Surely they do. Often it is implicit, but it is also made explicit in many places as well.conebeckham wrote: Some may say it's merely semantic...but I don't think Nagarjuna or Chandrakirti explicitly make a distinction between your two "existences," ultimate and mere.
truly.conebeckham wrote:As I understand things, at the level of no analysis, things appear.
This is one way of saying it, although in order for this point of view to square, we need to understand that "existence, in any form" means existence as defined as something that is more than just mere appearance to mind. Because the older schools do not differentiate between existence and existence by nature, then they say "nothing exists in any way." Buddha says it on occasion, as do Nagarjuna and Chandrakirti.conebeckham wrote:the minute we begin analysis, though, existence, in any form, goes out the window.
There is another way to present it, in which existence is defined as that which is known by mind, and so we can say that things DO exist, just not by essence.
They are mere appearances, and these lack any nature of their own. You can also find many quotations from the founders that support this interpretation. Sometimes they qualify, sometimes not, but when you carefully analyze the context, the fact is that it is existence characterized by some essence that is refuted.
When we do it this way, we achieve an unusual clarity of explanatory power. For example, we can see so clearly that Madhyamikas have no view in a specialized way, in other words, they have no view involving essential existence, and this makes sense of the constant assertions they make, as well as their repeated championing of views, etc.
agreeconebeckham wrote: "Appearance of things" does not, however, and to deny that it does, is to ignore the convention of ordinary people, which Nagarjuna and Chandrakirti explicitly do NOT do.
not at all. Emptiness is ultimate truth, not relative. Just becasue something exists does not mean it is relative, otherwise ultimate truth would not exist. if that were the case, as Chandrakirti says, what would be the point of Bodhisattva's practicing the path and enduring countless hardships?conebeckham wrote:What you're saying, with regard to an "emptiness which does exist," is that this "emptiness" is a relative truth, or, in your words, a "mere existence."
conventional truth doesn't mean simply what appears to ordinary people, it means what appears to conventionally valid minds. Otherwise, all kinds of things would be conventional truths just becasue ordinary people agree.conebeckham wrote:This leads to the "generic image" of emptiness which the Gelukpas claim is a necessary aspect of the path--I think? But when Nagarjuna and Chandra talk about "appearance," and that which conventionally is agreed upon by ordinary people, I don't think they would include this "generic image" of emptiness, which is a conceptual construct--I don't think this "emptiness" appears to ordinary people.
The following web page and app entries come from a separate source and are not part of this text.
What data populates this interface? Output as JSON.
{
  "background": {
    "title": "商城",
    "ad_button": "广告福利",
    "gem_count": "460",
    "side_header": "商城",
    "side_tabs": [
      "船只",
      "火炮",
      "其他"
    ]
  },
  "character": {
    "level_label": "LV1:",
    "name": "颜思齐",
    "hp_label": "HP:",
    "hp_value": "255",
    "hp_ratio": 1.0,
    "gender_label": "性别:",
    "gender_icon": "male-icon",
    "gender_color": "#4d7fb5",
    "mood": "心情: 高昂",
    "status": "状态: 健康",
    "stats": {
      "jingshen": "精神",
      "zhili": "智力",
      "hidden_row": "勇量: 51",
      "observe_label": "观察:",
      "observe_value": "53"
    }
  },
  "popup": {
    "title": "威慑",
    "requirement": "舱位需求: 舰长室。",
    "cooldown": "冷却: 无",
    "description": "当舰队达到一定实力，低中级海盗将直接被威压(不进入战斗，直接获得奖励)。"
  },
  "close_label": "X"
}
The problem here is..... you cannot realize emptiness directly at this point, otherwise you would simply become an arya, you can only do so with a conceptual mind. If you abandon that inferential cognizer, and you are not knowing emptiness directly, what is the relationship between your mind and emptiness?conebeckham wrote: It's this "generic image" which I don't think you'll find anywhere in Indian Madhyamika. If the aim of Madhyamika is to exahust conceptualization, what use to create a "generic image," which is a conceptualization, and which is far removed from the experience of ordinary persons? It would seem to be more conceptual proliferation, and not less.....?
So although it is not direct, an inferential or conceptual mind must be used initially to realize emptiness.
a genuine pleasure, let's keep it going.conebeckham wrote:Thanks for the discussion!